Of course, not all raw food companies are created equal. “Forging a complete, balanced diet with raw ingredients is easy to do,” said Wayne, an advocate of minimal processing. “It is not easy to ensure that the final product is complete and balanced, which is something that all home-made raw nutrients ignore, and many commercial pet food companies fail to do so either.”

Campbell, for his part, is asking customers to be careful. “I’m hesitant to say commercial food is better, but it’s easier to get food right, especially for people who lead busy lives with regular pets,” he said. “When the owners want to do that, you can give them some guidance on grinding the bones and trying to achieve nutritional balance.”
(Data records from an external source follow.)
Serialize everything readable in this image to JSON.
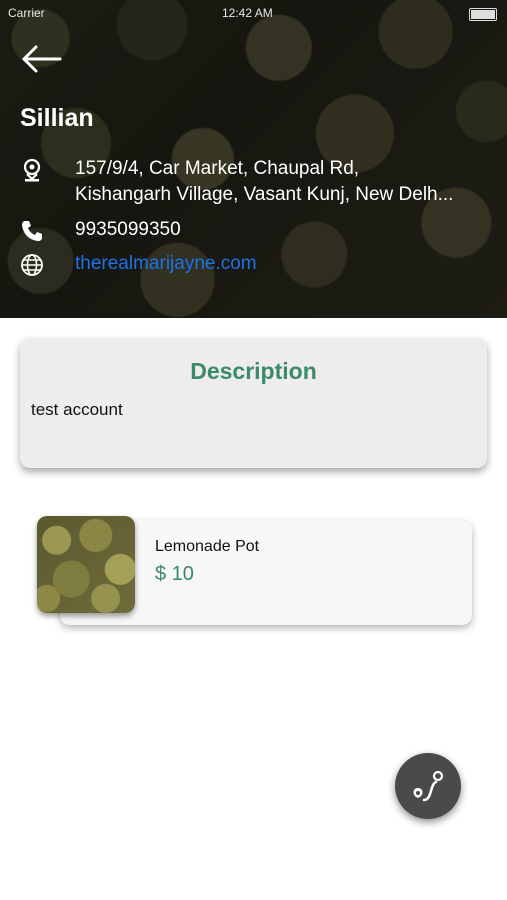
{
  "status_bar": {
    "carrier": "Carrier",
    "time": "12:42 AM"
  },
  "shop": {
    "name": "Sillian",
    "address_line1": "157/9/4, Car Market, Chaupal Rd,",
    "address_line2": "Kishangarh Village, Vasant Kunj, New Delh...",
    "phone": "9935099350",
    "website": "therealmarijayne.com"
  },
  "description": {
    "title": "Description",
    "text": "test account"
  },
  "products": [
    {
      "name": "Lemonade Pot",
      "price": "$ 10"
    }
  ],
  "colors": {
    "accent": "#3a8a6c",
    "link": "#1e73e8",
    "fab": "#4a4a4a"
  },
  "icons": [
    "back-arrow-icon",
    "location-pin-icon",
    "phone-icon",
    "globe-icon",
    "route-icon"
  ]
}
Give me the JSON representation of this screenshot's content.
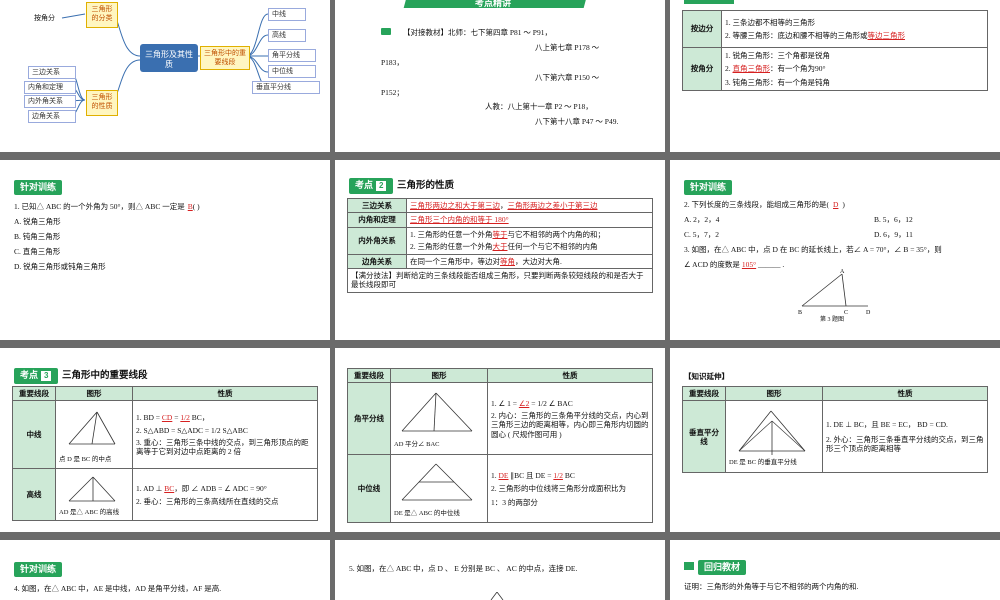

When it comes to drug resistance, Wayne said there are various ways producers can mitigate the risks, such as applying high-pressure processing or adding probiotics to suppress the growth of bacterial pathogens in meat. Freitas of the University of Porto said regulators could at least play their part by enforcing high standards for raw material selection, food manufacturing, hygiene and disease screening practices.

Consumers who choose raw foods can also contribute. “Dog owners should wash their hands with soap and water immediately after coming into contact with animal feed or droppings,” Freitas said. “This is just a drop in a large ocean contributing to the global antimicrobial resistance crisis, but it could help us better contain it.”

VIN News Service comments are opinion articles that provide personal insights, experiences and/or perspectives on topical issues by members of the veterinary community. To submit a comment for consideration, email news@vin.com.

Leave a Reply

Your email address will not be published. Required fields are marked *